Given all the buzz about this book when it came out, I was desperate to read it, and I was thrilled when a friend loaned it to me. It wasn't bad - in fact, it was really good in some ways - but didn't live up to my expectations.
The book was easy to get in to; the beginning was really engaging. I thought the authors gave Nan a really clear voice. She seemed like a real person. Loved all the name dropping of fancy places in New York, which I've always wanted to visit. I thought the book was really funny in parts - some of the demands that Mrs. X placed on Nan were just bizarre. So in many ways it was effective satire. I also loved Nan's family. They provided a nice counterpoint to the insanity of her work situation. The storyline with Nan's boyfriend was surprisingly ineffective - if they'd stuck to her grandmother and parents, I'd have been happier.
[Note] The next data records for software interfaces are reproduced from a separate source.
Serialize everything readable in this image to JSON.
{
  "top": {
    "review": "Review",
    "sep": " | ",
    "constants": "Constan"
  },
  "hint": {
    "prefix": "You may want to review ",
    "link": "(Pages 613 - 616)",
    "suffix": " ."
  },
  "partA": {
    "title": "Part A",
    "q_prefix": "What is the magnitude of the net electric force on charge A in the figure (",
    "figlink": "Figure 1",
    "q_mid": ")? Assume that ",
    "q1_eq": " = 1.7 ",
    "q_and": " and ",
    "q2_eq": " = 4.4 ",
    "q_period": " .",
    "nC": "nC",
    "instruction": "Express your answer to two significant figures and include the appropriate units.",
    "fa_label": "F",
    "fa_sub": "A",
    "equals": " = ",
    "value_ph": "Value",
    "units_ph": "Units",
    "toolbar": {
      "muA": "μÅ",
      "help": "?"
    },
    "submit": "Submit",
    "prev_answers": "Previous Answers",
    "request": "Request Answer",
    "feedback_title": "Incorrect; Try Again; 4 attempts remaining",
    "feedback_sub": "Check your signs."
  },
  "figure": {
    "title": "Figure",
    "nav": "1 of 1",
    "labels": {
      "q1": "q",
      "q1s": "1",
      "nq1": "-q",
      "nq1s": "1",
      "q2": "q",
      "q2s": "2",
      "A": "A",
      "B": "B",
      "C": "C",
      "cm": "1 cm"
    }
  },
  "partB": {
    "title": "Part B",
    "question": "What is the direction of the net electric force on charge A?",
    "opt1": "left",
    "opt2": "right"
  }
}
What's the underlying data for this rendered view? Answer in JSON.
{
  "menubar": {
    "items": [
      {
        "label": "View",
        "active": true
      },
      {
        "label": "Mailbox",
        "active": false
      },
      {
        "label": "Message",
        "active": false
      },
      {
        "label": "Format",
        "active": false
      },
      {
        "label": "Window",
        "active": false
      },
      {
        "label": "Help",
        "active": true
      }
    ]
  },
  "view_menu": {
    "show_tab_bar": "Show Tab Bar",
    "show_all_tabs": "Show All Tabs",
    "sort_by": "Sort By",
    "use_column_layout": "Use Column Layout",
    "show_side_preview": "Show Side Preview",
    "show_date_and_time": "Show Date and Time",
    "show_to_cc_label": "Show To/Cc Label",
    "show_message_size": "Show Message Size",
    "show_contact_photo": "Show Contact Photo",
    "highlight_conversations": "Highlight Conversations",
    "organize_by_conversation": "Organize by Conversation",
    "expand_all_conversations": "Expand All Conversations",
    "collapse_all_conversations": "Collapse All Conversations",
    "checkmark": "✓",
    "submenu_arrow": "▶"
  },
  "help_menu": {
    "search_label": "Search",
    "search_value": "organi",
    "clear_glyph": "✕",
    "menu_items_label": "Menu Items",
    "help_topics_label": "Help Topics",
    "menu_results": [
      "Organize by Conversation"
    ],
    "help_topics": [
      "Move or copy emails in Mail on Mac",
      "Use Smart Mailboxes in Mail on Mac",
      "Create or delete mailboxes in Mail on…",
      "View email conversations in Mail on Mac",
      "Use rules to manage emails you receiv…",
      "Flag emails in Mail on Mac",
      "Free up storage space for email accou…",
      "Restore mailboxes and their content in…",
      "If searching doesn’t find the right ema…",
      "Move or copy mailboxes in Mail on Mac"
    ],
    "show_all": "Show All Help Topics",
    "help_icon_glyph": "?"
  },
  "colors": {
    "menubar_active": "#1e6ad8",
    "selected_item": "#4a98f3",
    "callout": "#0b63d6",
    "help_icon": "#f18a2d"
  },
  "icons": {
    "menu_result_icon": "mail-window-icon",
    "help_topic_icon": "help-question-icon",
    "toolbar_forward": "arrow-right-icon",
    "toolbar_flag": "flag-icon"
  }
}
The problem was the book was a bit schizphrenic. At times it seemed like just a lighthearted novel wanting to poke fun at high society. But as we got to know Grayer, and watch Nan bond with him, we started to care about him and his situation. So, as the family fell apart, and we saw how he was suffering, I had this need for something more - a bit more depth, somehow. In the end I was left with this vague sense of dissatisfaction. The authors tried, at times, to give the Mrs. X character a bit of depth and create a bit of sympathy for her, but it didn't work. I think the book might've been more effective if the authors hadn't bothered to give it the extra bit of seriousness, and stuck to writing an all out funny book, ala the Shopaholic series.
I do think this book is generally well written, and it is easy to read. It just isn't what I expected. So, bearing that in mind, I do think it's worth a look